= DATASET ENTRIES =
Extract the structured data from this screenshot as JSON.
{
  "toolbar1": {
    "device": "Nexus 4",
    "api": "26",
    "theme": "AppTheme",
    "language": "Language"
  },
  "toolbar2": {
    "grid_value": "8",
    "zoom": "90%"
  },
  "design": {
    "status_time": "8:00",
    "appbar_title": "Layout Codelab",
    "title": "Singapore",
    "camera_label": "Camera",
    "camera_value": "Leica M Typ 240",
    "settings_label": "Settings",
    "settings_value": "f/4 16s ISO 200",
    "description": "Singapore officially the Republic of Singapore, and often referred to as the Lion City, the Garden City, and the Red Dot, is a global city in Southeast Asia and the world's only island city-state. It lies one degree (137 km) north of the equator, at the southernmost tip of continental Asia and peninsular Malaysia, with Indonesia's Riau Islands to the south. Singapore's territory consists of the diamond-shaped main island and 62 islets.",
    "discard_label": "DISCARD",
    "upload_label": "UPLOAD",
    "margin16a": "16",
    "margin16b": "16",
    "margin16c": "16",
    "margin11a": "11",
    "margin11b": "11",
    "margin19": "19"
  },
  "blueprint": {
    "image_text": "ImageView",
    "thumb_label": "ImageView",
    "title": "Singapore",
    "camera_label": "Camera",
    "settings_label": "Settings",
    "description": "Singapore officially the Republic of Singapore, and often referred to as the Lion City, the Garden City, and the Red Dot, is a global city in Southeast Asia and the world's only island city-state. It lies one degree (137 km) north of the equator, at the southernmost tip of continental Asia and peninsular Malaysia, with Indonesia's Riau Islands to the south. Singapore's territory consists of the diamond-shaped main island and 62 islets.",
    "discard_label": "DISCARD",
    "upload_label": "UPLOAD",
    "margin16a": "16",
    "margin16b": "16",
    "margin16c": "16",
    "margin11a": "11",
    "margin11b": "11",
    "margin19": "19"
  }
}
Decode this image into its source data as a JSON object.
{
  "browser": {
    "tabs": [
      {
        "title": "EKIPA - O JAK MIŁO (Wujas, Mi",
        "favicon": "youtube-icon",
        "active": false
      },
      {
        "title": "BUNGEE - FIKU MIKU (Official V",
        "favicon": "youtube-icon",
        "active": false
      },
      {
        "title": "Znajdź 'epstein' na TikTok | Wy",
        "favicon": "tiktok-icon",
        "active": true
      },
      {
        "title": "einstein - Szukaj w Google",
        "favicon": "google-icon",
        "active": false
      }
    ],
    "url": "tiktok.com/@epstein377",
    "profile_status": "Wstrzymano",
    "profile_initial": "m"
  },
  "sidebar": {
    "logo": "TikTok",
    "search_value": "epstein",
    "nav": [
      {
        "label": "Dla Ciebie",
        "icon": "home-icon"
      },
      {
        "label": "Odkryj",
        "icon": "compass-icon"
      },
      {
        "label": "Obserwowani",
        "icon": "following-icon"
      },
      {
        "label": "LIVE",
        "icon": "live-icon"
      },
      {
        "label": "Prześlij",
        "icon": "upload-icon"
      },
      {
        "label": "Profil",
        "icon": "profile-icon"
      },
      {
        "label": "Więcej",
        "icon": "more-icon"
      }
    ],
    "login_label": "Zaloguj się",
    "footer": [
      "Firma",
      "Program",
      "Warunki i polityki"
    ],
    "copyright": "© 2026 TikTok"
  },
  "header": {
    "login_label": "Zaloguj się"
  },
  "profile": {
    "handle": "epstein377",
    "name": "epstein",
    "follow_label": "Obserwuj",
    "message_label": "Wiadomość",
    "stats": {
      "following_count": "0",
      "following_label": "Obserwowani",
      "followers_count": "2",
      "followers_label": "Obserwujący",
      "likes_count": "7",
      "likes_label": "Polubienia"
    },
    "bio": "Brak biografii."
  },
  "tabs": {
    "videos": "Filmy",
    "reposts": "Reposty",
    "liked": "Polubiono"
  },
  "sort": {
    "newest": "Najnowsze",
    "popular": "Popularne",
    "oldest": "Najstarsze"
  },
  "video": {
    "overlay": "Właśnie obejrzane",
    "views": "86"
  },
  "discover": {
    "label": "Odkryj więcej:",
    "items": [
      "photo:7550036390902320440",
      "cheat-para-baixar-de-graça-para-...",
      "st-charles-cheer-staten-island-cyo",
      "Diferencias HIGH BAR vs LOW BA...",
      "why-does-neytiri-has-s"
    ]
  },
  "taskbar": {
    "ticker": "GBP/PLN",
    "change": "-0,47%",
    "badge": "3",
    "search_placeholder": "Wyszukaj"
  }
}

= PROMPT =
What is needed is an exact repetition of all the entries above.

= TASK RESPONSE =
Extract the structured data from this screenshot as JSON.
{
  "toolbar1": {
    "device": "Nexus 4",
    "api": "26",
    "theme": "AppTheme",
    "language": "Language"
  },
  "toolbar2": {
    "grid_value": "8",
    "zoom": "90%"
  },
  "design": {
    "status_time": "8:00",
    "appbar_title": "Layout Codelab",
    "title": "Singapore",
    "camera_label": "Camera",
    "camera_value": "Leica M Typ 240",
    "settings_label": "Settings",
    "settings_value": "f/4 16s ISO 200",
    "description": "Singapore officially the Republic of Singapore, and often referred to as the Lion City, the Garden City, and the Red Dot, is a global city in Southeast Asia and the world's only island city-state. It lies one degree (137 km) north of the equator, at the southernmost tip of continental Asia and peninsular Malaysia, with Indonesia's Riau Islands to the south. Singapore's territory consists of the diamond-shaped main island and 62 islets.",
    "discard_label": "DISCARD",
    "upload_label": "UPLOAD",
    "margin16a": "16",
    "margin16b": "16",
    "margin16c": "16",
    "margin11a": "11",
    "margin11b": "11",
    "margin19": "19"
  },
  "blueprint": {
    "image_text": "ImageView",
    "thumb_label": "ImageView",
    "title": "Singapore",
    "camera_label": "Camera",
    "settings_label": "Settings",
    "description": "Singapore officially the Republic of Singapore, and often referred to as the Lion City, the Garden City, and the Red Dot, is a global city in Southeast Asia and the world's only island city-state. It lies one degree (137 km) north of the equator, at the southernmost tip of continental Asia and peninsular Malaysia, with Indonesia's Riau Islands to the south. Singapore's territory consists of the diamond-shaped main island and 62 islets.",
    "discard_label": "DISCARD",
    "upload_label": "UPLOAD",
    "margin16a": "16",
    "margin16b": "16",
    "margin16c": "16",
    "margin11a": "11",
    "margin11b": "11",
    "margin19": "19"
  }
}
Decode this image into its source data as a JSON object.
{
  "browser": {
    "tabs": [
      {
        "title": "EKIPA - O JAK MIŁO (Wujas, Mi",
        "favicon": "youtube-icon",
        "active": false
      },
      {
        "title": "BUNGEE - FIKU MIKU (Official V",
        "favicon": "youtube-icon",
        "active": false
      },
      {
        "title": "Znajdź 'epstein' na TikTok | Wy",
        "favicon": "tiktok-icon",
        "active": true
      },
      {
        "title": "einstein - Szukaj w Google",
        "favicon": "google-icon",
        "active": false
      }
    ],
    "url": "tiktok.com/@epstein377",
    "profile_status": "Wstrzymano",
    "profile_initial": "m"
  },
  "sidebar": {
    "logo": "TikTok",
    "search_value": "epstein",
    "nav": [
      {
        "label": "Dla Ciebie",
        "icon": "home-icon"
      },
      {
        "label": "Odkryj",
        "icon": "compass-icon"
      },
      {
        "label": "Obserwowani",
        "icon": "following-icon"
      },
      {
        "label": "LIVE",
        "icon": "live-icon"
      },
      {
        "label": "Prześlij",
        "icon": "upload-icon"
      },
      {
        "label": "Profil",
        "icon": "profile-icon"
      },
      {
        "label": "Więcej",
        "icon": "more-icon"
      }
    ],
    "login_label": "Zaloguj się",
    "footer": [
      "Firma",
      "Program",
      "Warunki i polityki"
    ],
    "copyright": "© 2026 TikTok"
  },
  "header": {
    "login_label": "Zaloguj się"
  },
  "profile": {
    "handle": "epstein377",
    "name": "epstein",
    "follow_label": "Obserwuj",
    "message_label": "Wiadomość",
    "stats": {
      "following_count": "0",
      "following_label": "Obserwowani",
      "followers_count": "2",
      "followers_label": "Obserwujący",
      "likes_count": "7",
      "likes_label": "Polubienia"
    },
    "bio": "Brak biografii."
  },
  "tabs": {
    "videos": "Filmy",
    "reposts": "Reposty",
    "liked": "Polubiono"
  },
  "sort": {
    "newest": "Najnowsze",
    "popular": "Popularne",
    "oldest": "Najstarsze"
  },
  "video": {
    "overlay": "Właśnie obejrzane",
    "views": "86"
  },
  "discover": {
    "label": "Odkryj więcej:",
    "items": [
      "photo:7550036390902320440",
      "cheat-para-baixar-de-graça-para-...",
      "st-charles-cheer-staten-island-cyo",
      "Diferencias HIGH BAR vs LOW BA...",
      "why-does-neytiri-has-s"
    ]
  },
  "taskbar": {
    "ticker": "GBP/PLN",
    "change": "-0,47%",
    "badge": "3",
    "search_placeholder": "Wyszukaj"
  }
}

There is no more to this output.